Talk Back: What About Us, Obama?
JET wants you to Talk Back. This is one of the reader submissions that we received and opted to publish. Want to make your voice heard? Submit your commentary, TV show recap, poem, or essay HERE. Read all the rules (link on the page) so you know how it works. And with no further ado, this week’s entry.
Did President Obama abandon one minority group for another? If you asked many Blacks, the answer would be a resounding yes. Sadly, the immigration reform bill that couldn’t get through Congress became a reality, in part, due to an executive order enacted by POTUS. This order led to resounding cheers and jubilee among Latinos across the nation, but it left Blacks with many unanswered questions. The main one being, “What about us?”
With Black Americans suffering from the largest rates of unemployment and underemployment (double digits in some areas of the country), being victims of the cradle to prison pipeline, and all too often housed in poor public education systems it is no wonder why the influence of the first Black President served as more than a symbolism for the community. A large percentage of Blacks supported President Obama at the polls during his presidential elections. Additionally, Blacks have largely supported the Democratic Party as a whole–being arguably their most solid base. So why can’t Blacks count on the president or the Democratic Party to place our agenda on the forefront?
Sure we got a few crumbs, most notably the My Brother’s Keeper initiative, but thus far we have seen no true gains or real investment in that. In fact its passage hurt HBCU’s and many long-standing community organizations.
Our communities are falling apart. We are bombarded with news stories of Trayvon Martin, Renisha McBride, Michael Brown, etc. The stories all get national attention; we hear a few words of support from elected officials, but at the end of the day a few months later yet another body of a young Black man/woman lay dead and we all ask ourselves when will it end?

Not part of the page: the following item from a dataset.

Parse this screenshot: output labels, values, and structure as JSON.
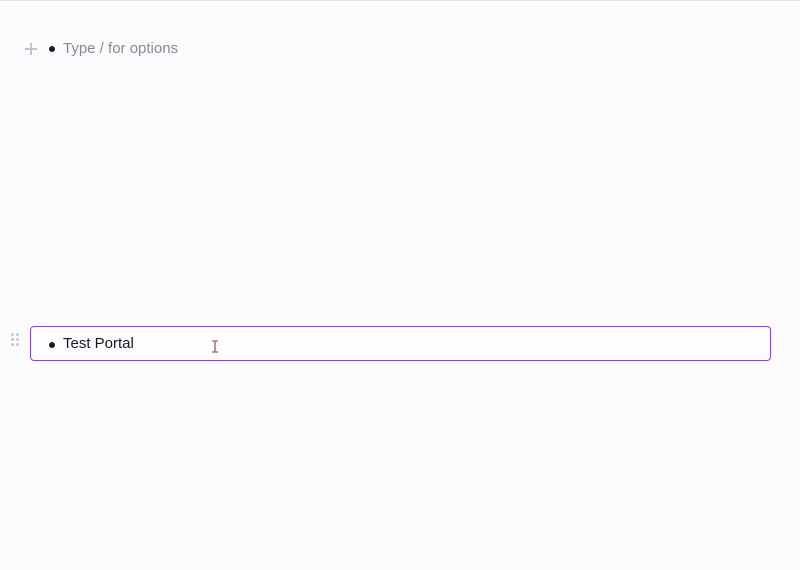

We are told to vote as if that will end years of oppression, consistent discrimination, and deterioration of progress. Millions of dollars were spent on GOTV efforts aimed on getting Blacks to the polls yet the Black policy agenda did not make the cut. Immigration reform is important, no one is denying that fact, but so is Black community uplift. When will national leaders begin to actively pursue solutions to leveling the playing field for Blacks as much as they are for Latinos? And if the Black community can’t move its first Black President to advocate and push legislation for us then who can we count on?